Please return all lines of the data below containing the string "true".

(Source material Opens)

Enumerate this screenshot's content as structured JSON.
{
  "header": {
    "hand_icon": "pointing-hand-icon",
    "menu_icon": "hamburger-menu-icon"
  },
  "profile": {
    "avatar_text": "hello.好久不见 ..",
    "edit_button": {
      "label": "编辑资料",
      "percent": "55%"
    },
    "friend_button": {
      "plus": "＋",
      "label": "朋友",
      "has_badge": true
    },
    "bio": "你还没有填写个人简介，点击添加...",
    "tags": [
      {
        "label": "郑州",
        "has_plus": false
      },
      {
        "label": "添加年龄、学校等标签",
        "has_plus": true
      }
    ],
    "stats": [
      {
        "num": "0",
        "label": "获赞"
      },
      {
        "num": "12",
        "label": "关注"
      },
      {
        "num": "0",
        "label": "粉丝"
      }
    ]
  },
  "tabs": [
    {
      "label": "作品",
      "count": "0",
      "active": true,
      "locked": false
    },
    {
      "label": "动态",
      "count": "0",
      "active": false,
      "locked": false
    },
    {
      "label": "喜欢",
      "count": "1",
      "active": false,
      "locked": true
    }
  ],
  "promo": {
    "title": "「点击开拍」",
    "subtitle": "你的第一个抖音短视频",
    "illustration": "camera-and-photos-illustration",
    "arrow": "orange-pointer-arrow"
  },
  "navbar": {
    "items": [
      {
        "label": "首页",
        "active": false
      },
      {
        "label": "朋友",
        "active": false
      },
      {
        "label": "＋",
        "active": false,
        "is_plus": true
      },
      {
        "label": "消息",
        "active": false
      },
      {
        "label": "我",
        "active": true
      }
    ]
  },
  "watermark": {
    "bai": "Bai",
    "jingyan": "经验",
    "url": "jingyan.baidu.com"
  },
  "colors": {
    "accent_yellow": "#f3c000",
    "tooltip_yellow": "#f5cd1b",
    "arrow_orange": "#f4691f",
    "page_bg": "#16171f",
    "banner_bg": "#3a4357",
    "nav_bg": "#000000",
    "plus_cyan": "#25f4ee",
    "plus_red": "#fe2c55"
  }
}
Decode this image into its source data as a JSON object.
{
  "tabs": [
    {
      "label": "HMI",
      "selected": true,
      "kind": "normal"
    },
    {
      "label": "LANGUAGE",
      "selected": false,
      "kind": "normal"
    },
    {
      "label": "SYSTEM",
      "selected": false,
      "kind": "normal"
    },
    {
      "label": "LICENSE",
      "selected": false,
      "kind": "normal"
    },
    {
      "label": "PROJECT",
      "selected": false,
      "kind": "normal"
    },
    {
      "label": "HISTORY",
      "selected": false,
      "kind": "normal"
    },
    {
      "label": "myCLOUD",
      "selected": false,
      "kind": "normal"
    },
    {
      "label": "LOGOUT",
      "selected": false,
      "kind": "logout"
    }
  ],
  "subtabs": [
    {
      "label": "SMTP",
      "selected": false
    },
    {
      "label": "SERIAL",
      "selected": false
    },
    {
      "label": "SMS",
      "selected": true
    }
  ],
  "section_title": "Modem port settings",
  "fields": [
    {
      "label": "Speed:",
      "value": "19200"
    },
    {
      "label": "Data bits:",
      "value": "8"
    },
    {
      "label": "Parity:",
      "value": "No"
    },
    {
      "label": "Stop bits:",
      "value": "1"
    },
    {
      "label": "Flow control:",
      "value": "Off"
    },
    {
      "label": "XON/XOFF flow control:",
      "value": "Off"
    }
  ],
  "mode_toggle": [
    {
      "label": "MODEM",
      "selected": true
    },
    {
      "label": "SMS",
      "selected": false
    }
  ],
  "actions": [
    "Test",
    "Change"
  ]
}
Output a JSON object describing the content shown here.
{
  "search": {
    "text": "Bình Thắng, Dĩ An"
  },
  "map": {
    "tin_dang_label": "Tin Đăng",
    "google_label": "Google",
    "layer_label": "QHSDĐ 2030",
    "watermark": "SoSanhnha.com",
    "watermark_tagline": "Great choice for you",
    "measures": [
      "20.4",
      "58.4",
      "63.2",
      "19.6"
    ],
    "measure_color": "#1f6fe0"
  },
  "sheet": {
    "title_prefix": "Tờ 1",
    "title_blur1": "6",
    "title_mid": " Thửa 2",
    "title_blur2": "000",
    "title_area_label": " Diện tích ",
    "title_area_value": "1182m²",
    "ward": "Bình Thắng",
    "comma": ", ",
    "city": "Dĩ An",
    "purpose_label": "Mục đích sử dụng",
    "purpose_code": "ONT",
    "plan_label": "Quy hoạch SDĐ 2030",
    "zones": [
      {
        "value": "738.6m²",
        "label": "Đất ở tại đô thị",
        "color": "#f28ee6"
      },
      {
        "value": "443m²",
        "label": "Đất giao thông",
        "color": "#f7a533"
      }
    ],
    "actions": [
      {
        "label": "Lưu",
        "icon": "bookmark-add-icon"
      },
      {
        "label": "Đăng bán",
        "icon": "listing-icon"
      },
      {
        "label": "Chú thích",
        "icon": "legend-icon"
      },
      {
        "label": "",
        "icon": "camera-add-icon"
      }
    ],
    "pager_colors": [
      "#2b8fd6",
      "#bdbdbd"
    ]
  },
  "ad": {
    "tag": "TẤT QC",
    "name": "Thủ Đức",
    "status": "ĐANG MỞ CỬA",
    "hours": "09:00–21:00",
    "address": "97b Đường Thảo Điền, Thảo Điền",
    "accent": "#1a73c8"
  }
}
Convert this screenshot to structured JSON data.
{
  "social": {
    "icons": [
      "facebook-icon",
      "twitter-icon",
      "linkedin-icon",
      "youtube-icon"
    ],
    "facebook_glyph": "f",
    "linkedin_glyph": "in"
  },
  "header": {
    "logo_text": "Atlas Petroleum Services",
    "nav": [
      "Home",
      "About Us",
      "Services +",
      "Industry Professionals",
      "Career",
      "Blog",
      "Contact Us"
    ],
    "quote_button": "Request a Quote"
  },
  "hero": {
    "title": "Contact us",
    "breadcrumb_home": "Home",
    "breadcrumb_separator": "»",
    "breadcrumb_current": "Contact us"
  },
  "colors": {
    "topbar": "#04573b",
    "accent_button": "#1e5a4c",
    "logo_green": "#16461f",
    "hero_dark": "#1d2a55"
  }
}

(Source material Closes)

__Your solution__.
      "has_badge": true
        "has_plus": true
      "active": true,
      "locked": true
        "is_plus": true
        "active": true
      "selected": true,
      "selected": true
      "selected": true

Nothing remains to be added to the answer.